# WHAT TO DO
Could you repeat all of the entries word for word, minus any pictures?
START MATERIAL PROVIDED
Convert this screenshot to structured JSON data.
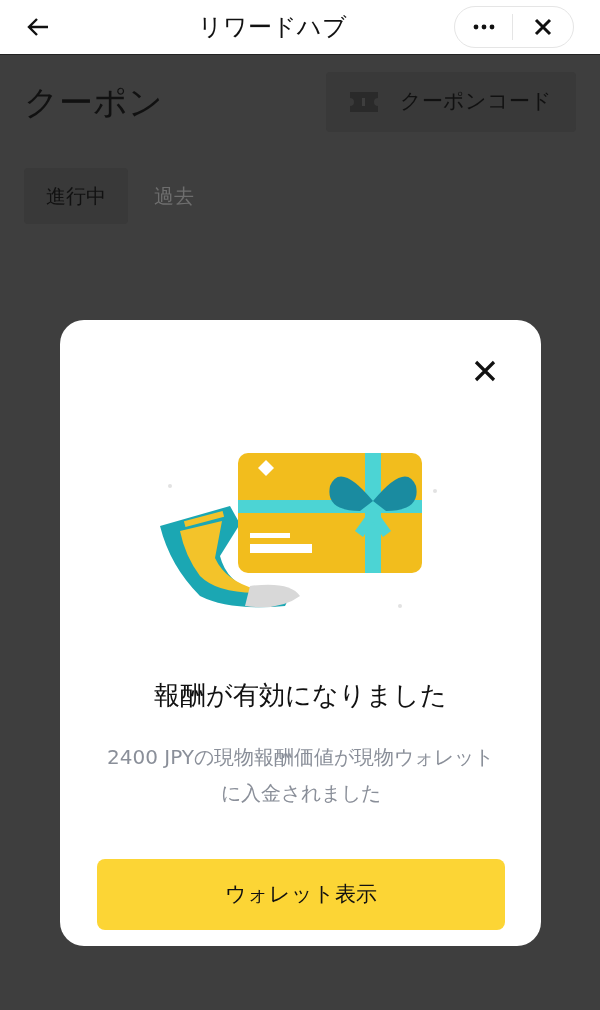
{
  "header": {
    "title": "リワードハブ"
  },
  "page": {
    "title": "クーポン",
    "code_button": "クーポンコード"
  },
  "tabs": [
    {
      "label": "進行中",
      "selected": true
    },
    {
      "label": "過去",
      "selected": false
    }
  ],
  "dialog": {
    "title": "報酬が有効になりました",
    "message": "2400 JPYの現物報酬価値が現物ウォレットに入金されました",
    "button": "ウォレット表示"
  }
}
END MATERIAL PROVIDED
# YOUR SOLUTION
Convert this screenshot to structured JSON data.
{
  "header": {
    "title": "リワードハブ"
  },
  "page": {
    "title": "クーポン",
    "code_button": "クーポンコード"
  },
  "tabs": [
    {
      "label": "進行中",
      "selected": true
    },
    {
      "label": "過去",
      "selected": false
    }
  ],
  "dialog": {
    "title": "報酬が有効になりました",
    "message": "2400 JPYの現物報酬価値が現物ウォレットに入金されました",
    "button": "ウォレット表示"
  }
}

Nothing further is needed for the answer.